We can't wait to see it hard at work on the test track.
While it may not be built to rip Nurburgring records off the wall, the Bugatti Chiron is the world's hypercar ambassador. That fact of Bugatti life may be why the car has been hard to keep out of the news cycle lately, with recent reports suggesting that half of the Chiron crop has already been sold off right after a story debuted by the automaker detailing how the hypercar is built. Though we've already seen it at last year's Geneva Motor Show, the car caught our eye again this year.
Of course we had to take stop and snap pictures of it in part because we have no shame and because, well, just look at it. Styled after the Bugatti Vision Gran Turismo Concept we saw at the Frankfurt Motor Show, the Chiron looks more subdued compared to the concept and shares a bit more of its styling cues with the Veyron. Up front is the same horseshoe grille with horizontal slats for lights. The C-shaped line in its midsection separates the front half of the car to the rear, which is fitting given that the car comes in two parts and, at least in the case of the Veyron, is bolted together by 14 titanium bolts each costing more than $100 (a steal compared to the price of the rest of the components).
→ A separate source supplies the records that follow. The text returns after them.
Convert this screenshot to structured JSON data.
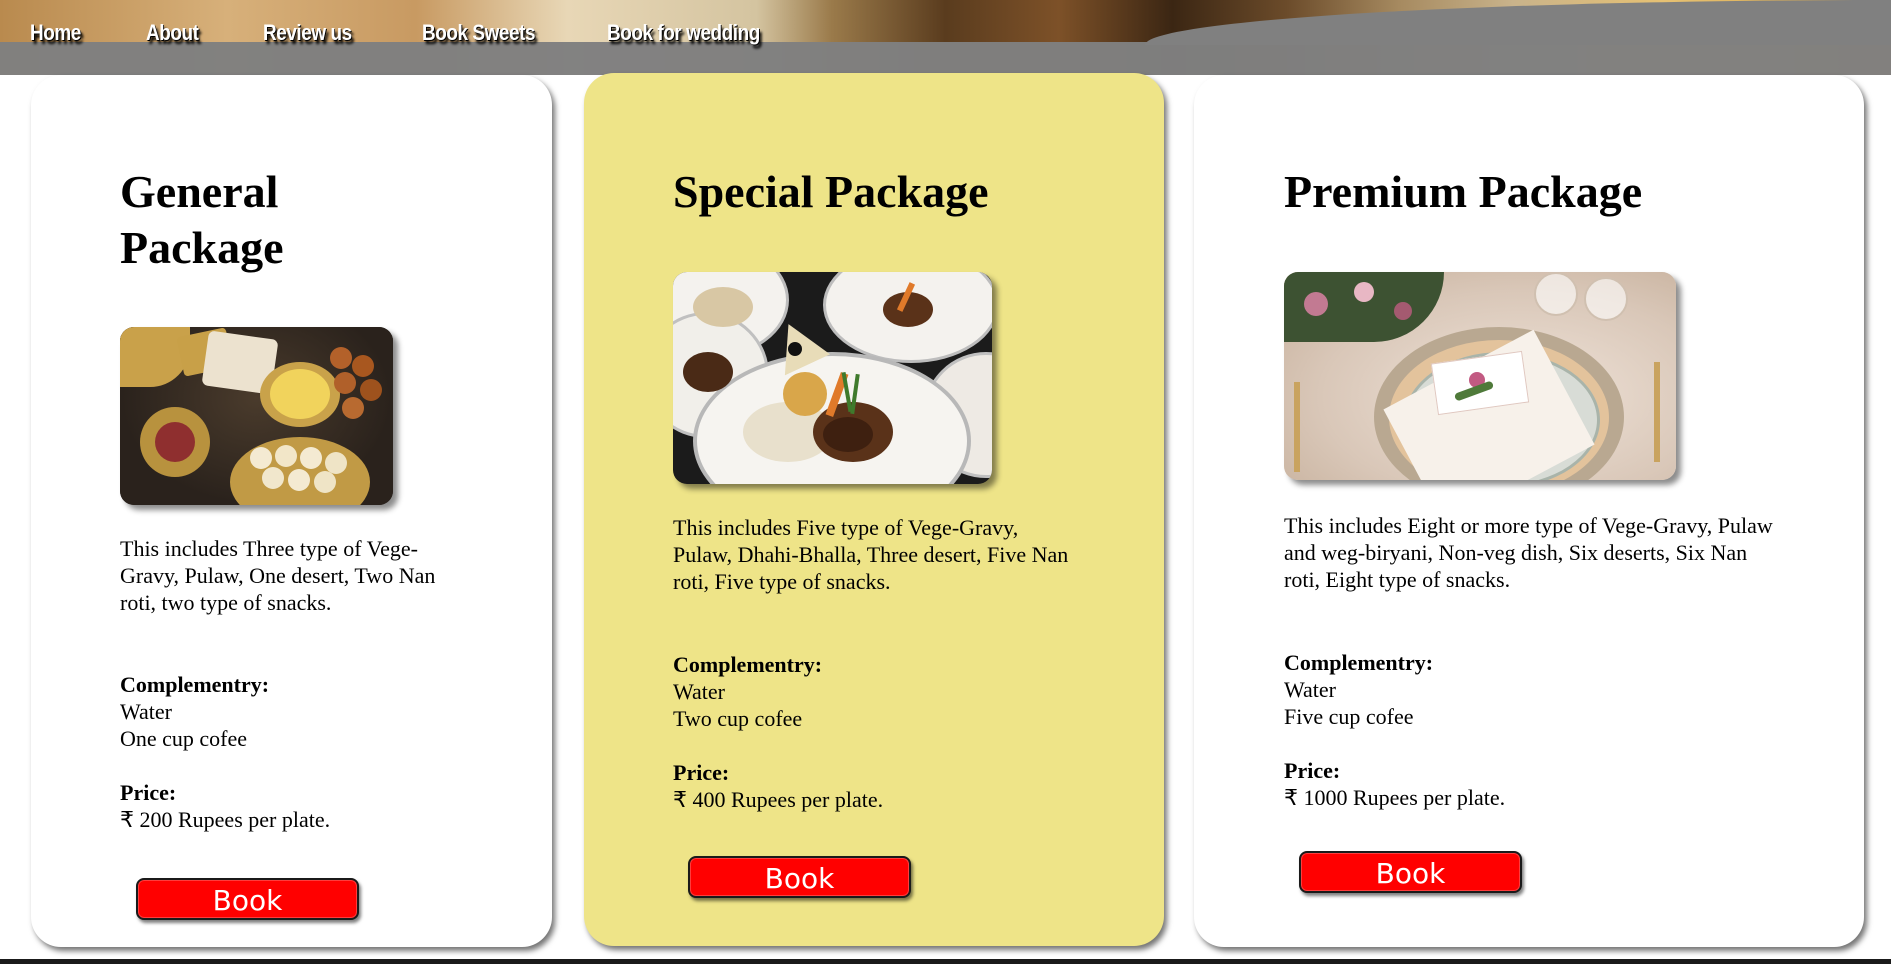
{
  "nav": {
    "items": [
      "Home",
      "About",
      "Review us",
      "Book Sweets",
      "Book for wedding"
    ]
  },
  "packages": [
    {
      "title": "General Package",
      "photo_icon": "sweets-platter-photo",
      "description": "This includes Three type of Vege-Gravy, Pulaw, One desert, Two Nan roti, two type of snacks.",
      "complementary_label": "Complementry:",
      "complementary_items": [
        "Water",
        "One cup cofee"
      ],
      "price_label": "Price:",
      "price_text": "₹ 200 Rupees per plate.",
      "button_label": "Book"
    },
    {
      "title": "Special Package",
      "photo_icon": "plated-dinner-photo",
      "description": "This includes Five type of Vege-Gravy, Pulaw, Dhahi-Bhalla, Three desert, Five Nan roti, Five type of snacks.",
      "complementary_label": "Complementry:",
      "complementary_items": [
        "Water",
        "Two cup cofee"
      ],
      "price_label": "Price:",
      "price_text": "₹ 400 Rupees per plate.",
      "button_label": "Book"
    },
    {
      "title": "Premium Package",
      "photo_icon": "wedding-table-setting-photo",
      "description": "This includes Eight or more type of Vege-Gravy, Pulaw and weg-biryani, Non-veg dish, Six deserts, Six Nan roti, Eight type of snacks.",
      "complementary_label": "Complementry:",
      "complementary_items": [
        "Water",
        "Five cup cofee"
      ],
      "price_label": "Price:",
      "price_text": "₹ 1000 Rupees per plate.",
      "button_label": "Book"
    }
  ],
  "colors": {
    "special_card_bg": "#eee488",
    "book_button": "#ff0000",
    "nav_bar": "#808080"
  }
}
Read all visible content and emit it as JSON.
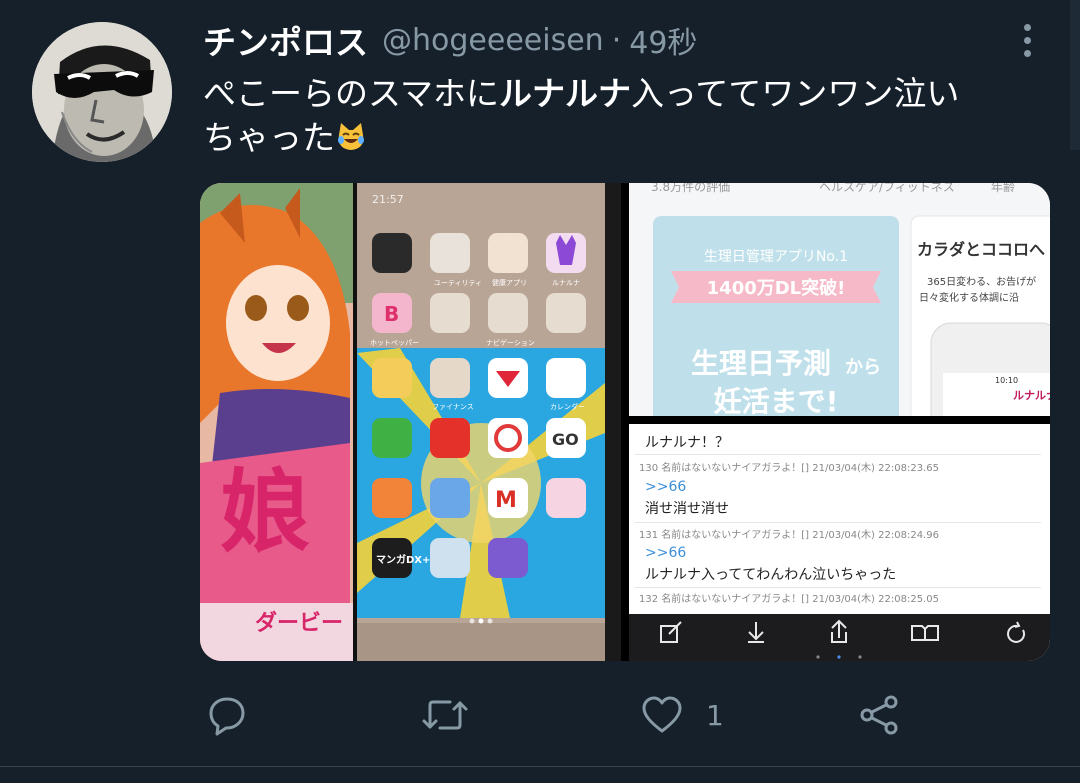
{
  "tweet": {
    "display_name": "チンポロス",
    "handle": "@hogeeeeisen",
    "separator": "·",
    "time": "49秒",
    "text_line1_prefix": "ぺこーらのスマホに",
    "text_line1_bold": "ルナルナ",
    "text_line1_suffix": "入っててワンワン泣い",
    "text_line2": "ちゃった",
    "emoji_icon": "joy-cat-icon"
  },
  "media": {
    "left_image": {
      "status_time": "21:57",
      "banner_text": "ダービー",
      "app_labels": [
        "ユーティリティ",
        "健康アプリ",
        "ルナルナ",
        "ホットペッパー",
        "ナビゲーション",
        "ファイナンス",
        "カレンダー",
        "マンガDX+"
      ]
    },
    "top_right_image": {
      "top_text": "3.8万件の評価",
      "category": "ヘルスケア/フィットネス",
      "age": "年齢",
      "headline1": "生理日管理アプリNo.1",
      "headline2": "1400万DL突破!",
      "headline3": "生理日予測",
      "headline3_suffix": "から",
      "headline4": "妊活まで!",
      "side_title": "カラダとココロへ",
      "side_line1": "365日変わる、お告げが",
      "side_line2": "日々変化する体調に沿",
      "side_app_name": "ルナルナ",
      "side_time": "10:10"
    },
    "bottom_right_image": {
      "posts": [
        {
          "body": "ルナルナ！？"
        },
        {
          "meta": "130 名前はないないナイアガラよ！[] 21/03/04(木) 22:08:23.65",
          "link": ">>66",
          "body": "消せ消せ消せ"
        },
        {
          "meta": "131 名前はないないナイアガラよ！[] 21/03/04(木) 22:08:24.96",
          "link": ">>66",
          "body": "ルナルナ入っててわんわん泣いちゃった"
        },
        {
          "meta": "132 名前はないないナイアガラよ！[] 21/03/04(木) 22:08:25.05"
        }
      ]
    }
  },
  "actions": {
    "reply_icon": "reply-icon",
    "retweet_icon": "retweet-icon",
    "like_icon": "heart-icon",
    "like_count": "1",
    "share_icon": "share-icon"
  },
  "colors": {
    "background": "#15202b",
    "secondary_text": "#8899a6",
    "divider": "#38444d"
  }
}
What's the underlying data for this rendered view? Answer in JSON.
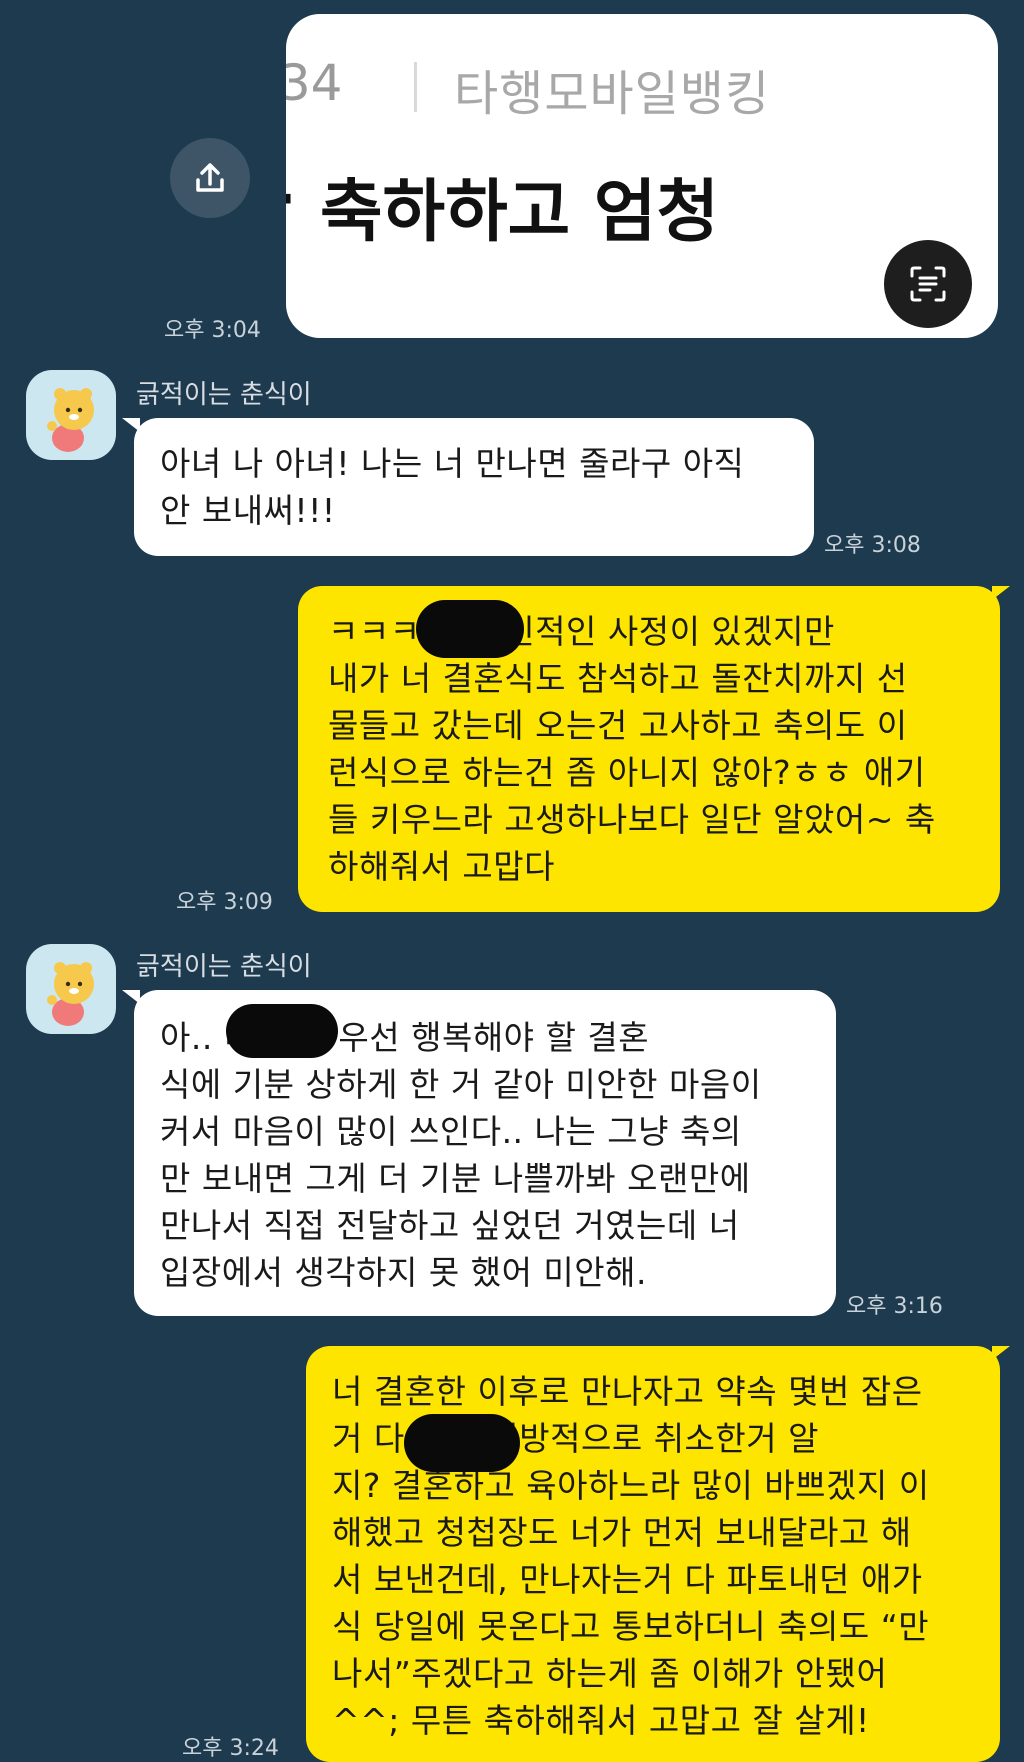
{
  "image_card": {
    "time_fragment": ":34",
    "app_name": "타행모바일뱅킹",
    "left_fragment": "-",
    "headline": "축하하고 엄청"
  },
  "messages": [
    {
      "side": "me",
      "type": "image",
      "time": "오후 3:04"
    },
    {
      "side": "them",
      "sender": "긁적이는 춘식이",
      "time": "오후 3:08",
      "text": "아녀 나 아녀! 나는 너 만나면 줄라구 아직\n안 보내써!!!"
    },
    {
      "side": "me",
      "time": "오후 3:09",
      "text": "ㅋㅋㅋ                  뭐 개인적인 사정이 있겠지만\n내가 너 결혼식도 참석하고 돌잔치까지 선\n물들고 갔는데 오는건 고사하고 축의도 이\n런식으로 하는건 좀 아니지 않아?ㅎㅎ 애기\n들 키우느라 고생하나보다 일단 알았어~ 축\n하해줘서 고맙다"
    },
    {
      "side": "them",
      "sender": "긁적이는 춘식이",
      "time": "오후 3:16",
      "text": "아..                     미안해. 우선 행복해야 할 결혼\n식에 기분 상하게 한 거 같아 미안한 마음이\n커서 마음이 많이 쓰인다.. 나는 그냥 축의\n만 보내면 그게 더 기분 나쁠까봐 오랜만에\n만나서 직접 전달하고 싶었던 거였는데 너\n입장에서 생각하지 못 했어 미안해."
    },
    {
      "side": "me",
      "time": "오후 3:24",
      "text": "너 결혼한 이후로 만나자고 약속 몇번 잡은\n거 다                  너가 일방적으로 취소한거 알\n지? 결혼하고 육아하느라 많이 바쁘겠지 이\n해했고 청첩장도 너가 먼저 보내달라고 해\n서 보낸건데, 만나자는거 다 파토내던 애가\n식 당일에 못온다고 통보하더니 축의도 “만\n나서”주겠다고 하는게 좀 이해가 안됐어\n^^; 무튼 축하해줘서 고맙고 잘 살게!"
    }
  ],
  "icons": {
    "share": "share-icon",
    "scan": "text-scan-icon",
    "avatar": "choonsik-avatar"
  },
  "colors": {
    "background": "#1d3a4f",
    "my_bubble": "#fee500",
    "their_bubble": "#ffffff"
  }
}
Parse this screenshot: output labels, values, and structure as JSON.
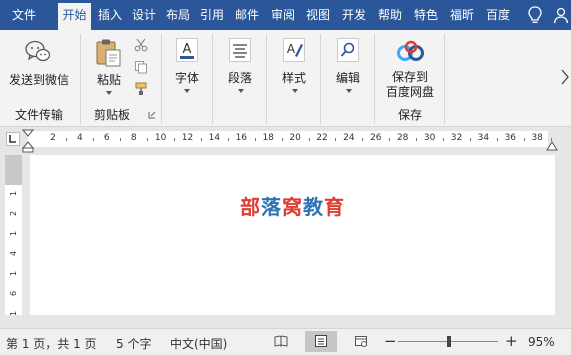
{
  "tabs": [
    {
      "label": "文件"
    },
    {
      "label": "开始"
    },
    {
      "label": "插入"
    },
    {
      "label": "设计"
    },
    {
      "label": "布局"
    },
    {
      "label": "引用"
    },
    {
      "label": "邮件"
    },
    {
      "label": "审阅"
    },
    {
      "label": "视图"
    },
    {
      "label": "开发"
    },
    {
      "label": "帮助"
    },
    {
      "label": "特色"
    },
    {
      "label": "福昕"
    },
    {
      "label": "百度"
    }
  ],
  "selected_tab": "开始",
  "ribbon": {
    "send_to_wechat": "发送到微信",
    "group_file_transfer": "文件传输",
    "paste": "粘贴",
    "group_clipboard": "剪贴板",
    "font": "字体",
    "paragraph": "段落",
    "styles": "样式",
    "editing": "编辑",
    "save_to_line1": "保存到",
    "save_to_line2": "百度网盘",
    "group_save": "保存"
  },
  "ruler_numbers": [
    "2",
    "4",
    "6",
    "8",
    "10",
    "12",
    "14",
    "16",
    "18",
    "20",
    "22",
    "24",
    "26",
    "28",
    "30",
    "32",
    "34",
    "36",
    "38"
  ],
  "vruler_numbers": [
    "1",
    "2",
    "1",
    "4",
    "1",
    "6",
    "1"
  ],
  "document": {
    "chars": [
      {
        "ch": "部",
        "color": "#e03c31"
      },
      {
        "ch": "落",
        "color": "#2e74b5"
      },
      {
        "ch": "窝",
        "color": "#e03c31"
      },
      {
        "ch": "教",
        "color": "#2e74b5"
      },
      {
        "ch": "育",
        "color": "#e03c31"
      }
    ]
  },
  "status": {
    "page": "第 1 页，共 1 页",
    "words": "5 个字",
    "language": "中文(中国)",
    "zoom_minus": "−",
    "zoom_plus": "+",
    "zoom": "95%"
  },
  "colors": {
    "tabbar": "#2b579a",
    "ribbon": "#f3f3f3"
  }
}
Given that the Veyron was such a huge leap forward for the car world, the Chiron will be an evolutionary step forward rather than a revolutionary one. That's perfectly okay with us and Bugatti's customers because as a luxury grand tourer that happens to double as one of the world's fastest cars (we suspect the Chiron will outdo its successor once Bugatti okays a high-speed test run), it's morphed to become more of a status symbol for the rich than a museum piece. In either case we just want top see this thing open up and show us what it's really made of. For now, you, as we are, will have to feast your eyes on this gorgeous $2.6 million blue carbon masterpiece. Pictures courtesy of Hampshire Photography.